For those who follow the Rangers’ system, the name Leury Garcia is a familiar one. This being his 5th year with a Texas affiliate, it is the first year that Garcia is eligible for the Rule 5 draft. The middle-infielder/centerfielder-in-progress was viewed by almost everybody as a lock to make the 40-man roster. Garcia is a small-statured, defense-first switch-hitter whose bat has shown improvement each year since joining the Rangers system in 2008. The 21-year old would have almost certainly been claimed by another team had he not been placed on the roster. He’ll eventually either provide middle-infield bench depth for the Rangers, find a role in center field, or, possibly more likely, start for another club. Obviously, the Rangers would rather either keep him or receive compensation in return for him, making his placement on the roster a no-brainer.
Maybe slightly less familiar is the name of left-handed reliever Joe Ortiz. The 22-year old Ortiz is entering his third year of Rule 5 eligibility after accumulating 52 punch-outs in 62 2/23 innings of work (51 appearances) between Frisco and Round Rock last year. Scouts see Ortiz as a potential lefty specialist, and that’s enough for the Rangers to feel the need to protect him in the upcoming Rule 5 draft.
As a reminder, a player is only eligible to be claimed by another team in the Rule 5 draft if he is not on his respective club’s 40-man roster and were either a) signed at age 19 or older and have been in the club’s organization for four years; or b) were signed at age 18 or younger and have been in the organization for five years. Also, a team that has a full 40-man roster cannot take part in the draft.

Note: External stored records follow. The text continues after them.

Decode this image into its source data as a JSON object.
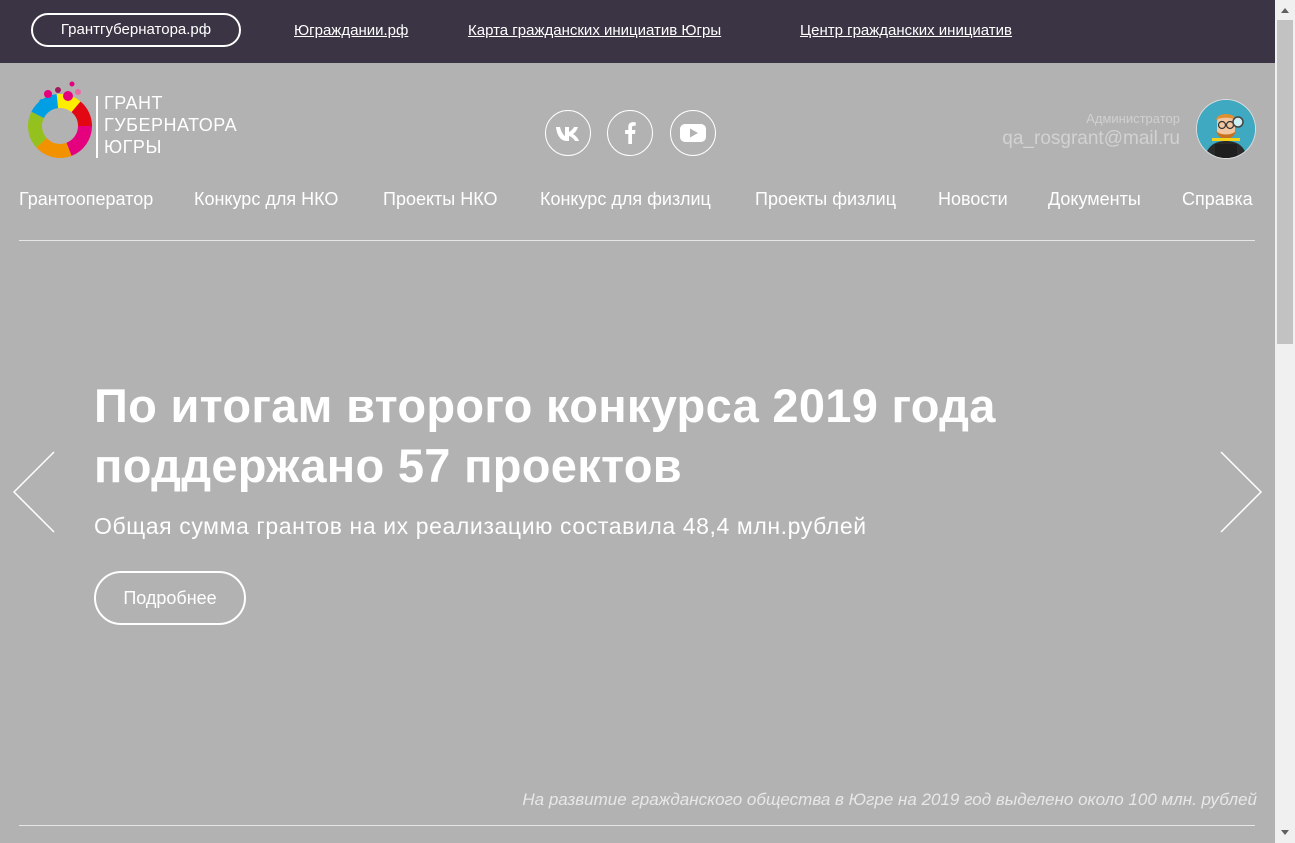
{
  "topbar": {
    "pill_label": "Грантгубернатора.рф",
    "links": [
      "Юграждании.рф",
      "Карта гражданских инициатив Югры",
      "Центр гражданских инициатив"
    ]
  },
  "logo": {
    "lines": [
      "ГРАНТ",
      "ГУБЕРНАТОРА",
      "ЮГРЫ"
    ],
    "icon": "colorful-ring-logo"
  },
  "social": [
    {
      "name": "vk",
      "icon": "vk-icon"
    },
    {
      "name": "facebook",
      "icon": "facebook-icon"
    },
    {
      "name": "youtube",
      "icon": "youtube-icon"
    }
  ],
  "user": {
    "role": "Администратор",
    "email": "qa_rosgrant@mail.ru"
  },
  "nav": [
    "Грантооператор",
    "Конкурс для НКО",
    "Проекты НКО",
    "Конкурс для физлиц",
    "Проекты физлиц",
    "Новости",
    "Документы",
    "Справка"
  ],
  "hero": {
    "title_line1": "По итогам второго конкурса 2019 года",
    "title_line2": "поддержано 57 проектов",
    "subtitle": "Общая сумма грантов на их реализацию составила 48,4 млн.рублей",
    "button_label": "Подробнее"
  },
  "footnote": "На развитие гражданского общества в Югре на 2019 год выделено около 100 млн. рублей",
  "colors": {
    "topbar_bg": "#3a3444",
    "hero_bg": "#b2b2b2",
    "text": "#ffffff"
  }
}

The Rangers will (barring a free agent signing) have 2 openings on their roster. It won’t stay that way for very long – the Rangers will almost certainly bring in more than 2 free agents, and because players that are selected in the Rule 5 are required to be placed on the roster, I wouldn’t expect them to be very aggressive on that front. But as always is the case with Jon Daniels and the rest of this front office, you never know. Only one thing is for sure – and that is that this 40-man roster will change drastically between now and Opening Day on April 2nd.
The 40-man Roster as of 11/23/2012: